## YOUR INSTRUCTIONS
Wherever the word "icon" turns up in a line of the entries, copy that line.

## SOURCE RECORDS
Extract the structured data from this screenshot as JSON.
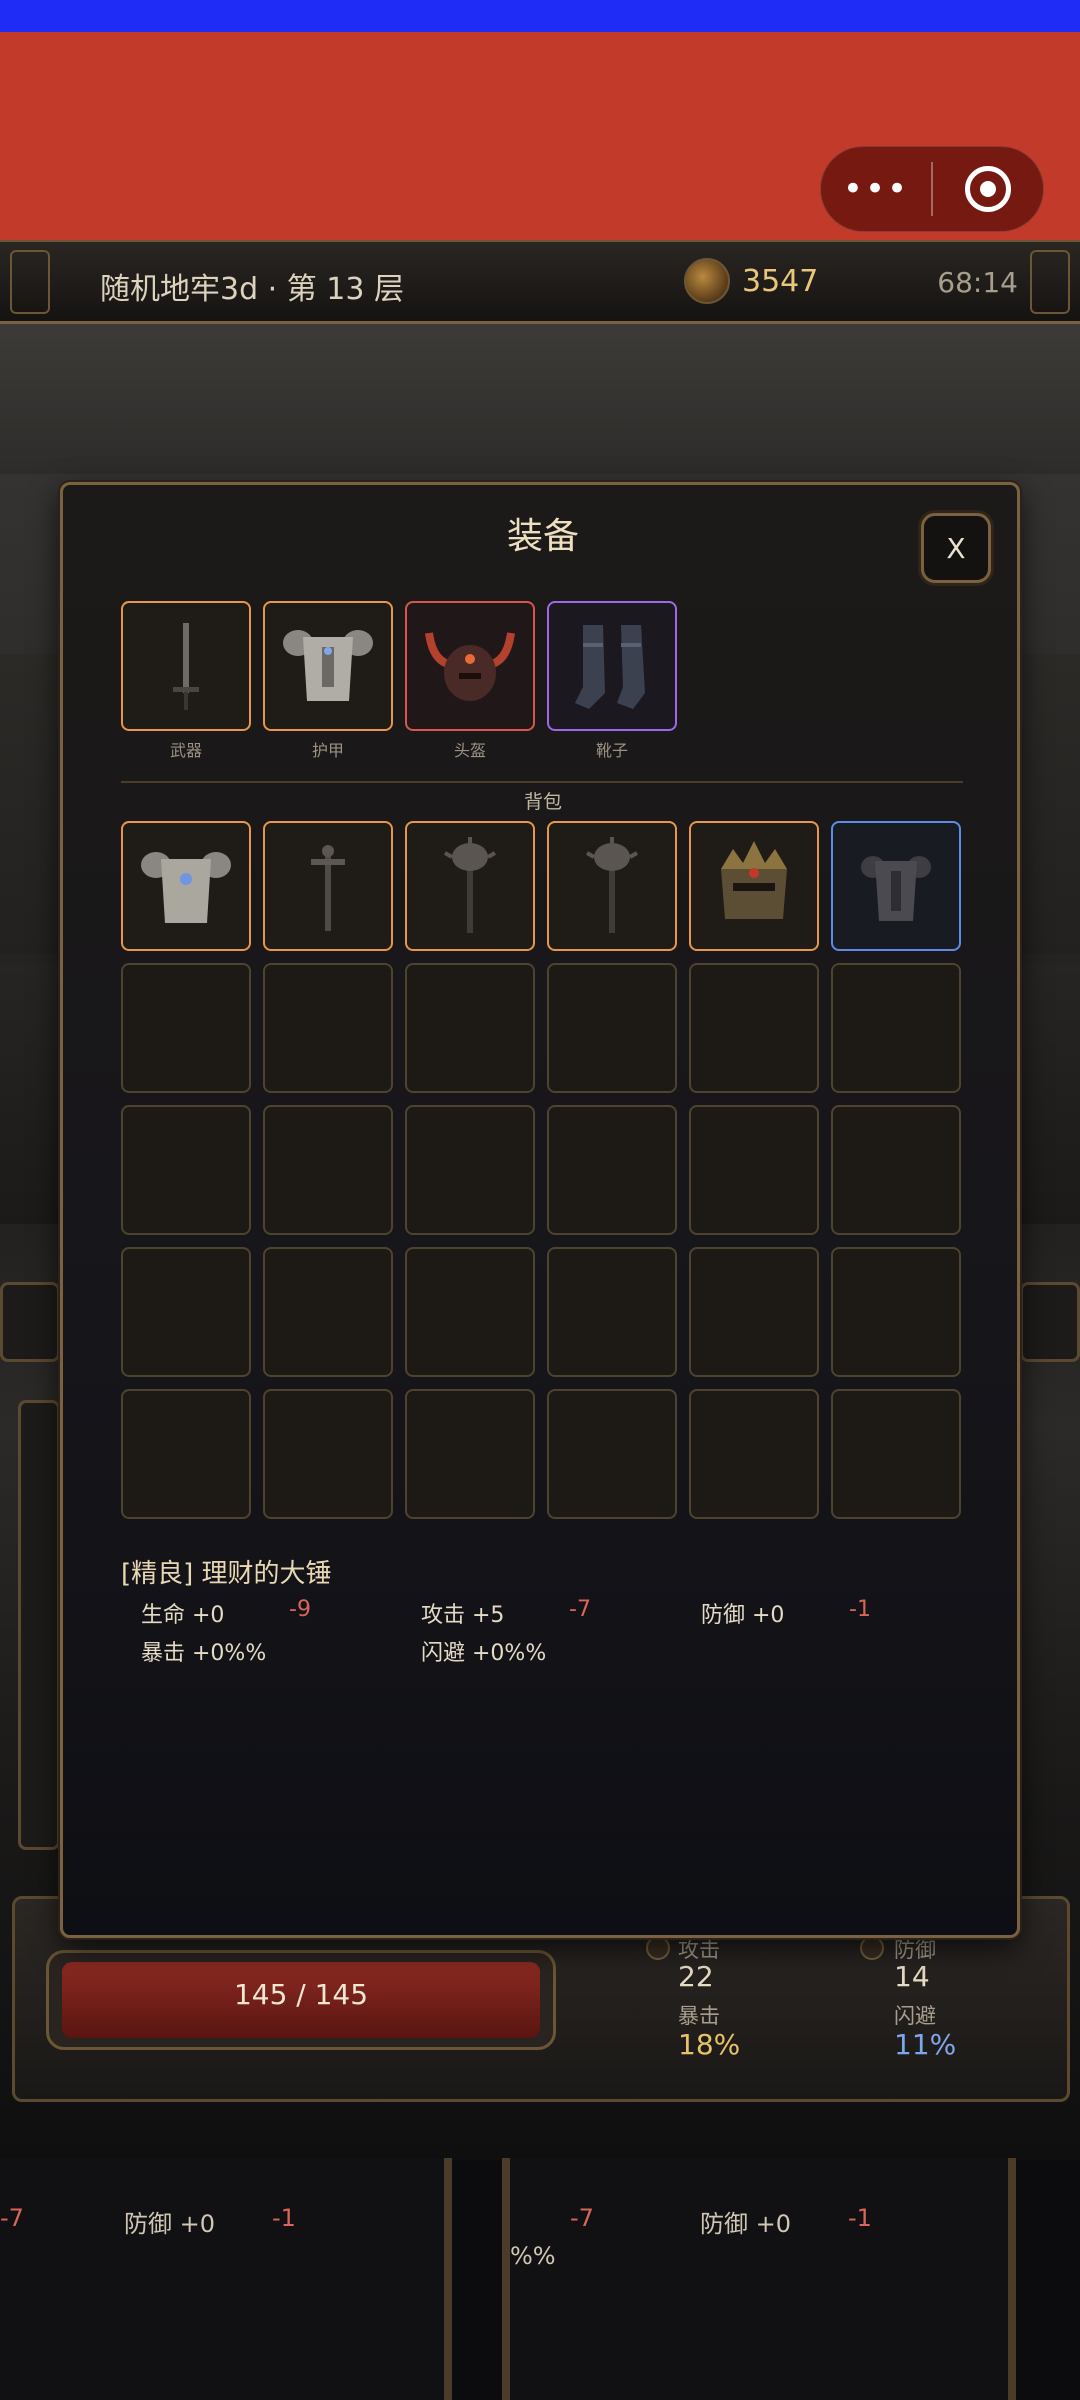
{
  "header": {
    "title": "随机地牢3d · 第 13 层",
    "gold": "3547",
    "timer": "68:14",
    "menu_dots": "•••"
  },
  "panel": {
    "title": "装备",
    "close_label": "X",
    "equipped": [
      {
        "label": "武器",
        "icon": "sword-icon",
        "quality": "orange"
      },
      {
        "label": "护甲",
        "icon": "plate-armor-icon",
        "quality": "orange"
      },
      {
        "label": "头盔",
        "icon": "horned-helmet-icon",
        "quality": "red"
      },
      {
        "label": "靴子",
        "icon": "boots-icon",
        "quality": "purple"
      }
    ],
    "bag_label": "背包",
    "bag_items": [
      {
        "icon": "plate-armor-icon",
        "quality": "orange"
      },
      {
        "icon": "cross-staff-icon",
        "quality": "orange"
      },
      {
        "icon": "mace-icon",
        "quality": "orange"
      },
      {
        "icon": "mace-icon",
        "quality": "orange"
      },
      {
        "icon": "crowned-helmet-icon",
        "quality": "orange"
      },
      {
        "icon": "dark-armor-icon",
        "quality": "blue"
      }
    ],
    "selected_item": {
      "name": "[精良] 理财的大锤",
      "hp": "生命 +0",
      "hp_diff": "-9",
      "atk": "攻击 +5",
      "atk_diff": "-7",
      "def": "防御 +0",
      "def_diff": "-1",
      "crit": "暴击 +0%%",
      "dodge": "闪避 +0%%"
    }
  },
  "hud": {
    "hp": "145 / 145",
    "atk_label": "攻击",
    "atk_value": "22",
    "def_label": "防御",
    "def_value": "14",
    "crit_label": "暴击",
    "crit_value": "18%",
    "dodge_label": "闪避",
    "dodge_value": "11%"
  },
  "behind": {
    "left_diff": "-7",
    "left_def": "防御 +0",
    "left_def_diff": "-1",
    "right_diff": "-7",
    "right_def": "防御 +0",
    "right_def_diff": "-1",
    "right_pct": "%%"
  },
  "colors": {
    "status_bar": "#1f2cf5",
    "nav_bar": "#c23a2a",
    "quality_orange": "#e8964a",
    "quality_red": "#d9564a",
    "quality_purple": "#a067e8",
    "quality_blue": "#5c8ce8",
    "diff_red": "#d9655a"
  }
}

## RESULT FOR THIS TASK
        "icon": "sword-icon",
        "icon": "plate-armor-icon",
        "icon": "horned-helmet-icon",
        "icon": "boots-icon",
        "icon": "plate-armor-icon",
        "icon": "cross-staff-icon",
        "icon": "mace-icon",
        "icon": "mace-icon",
        "icon": "crowned-helmet-icon",
        "icon": "dark-armor-icon",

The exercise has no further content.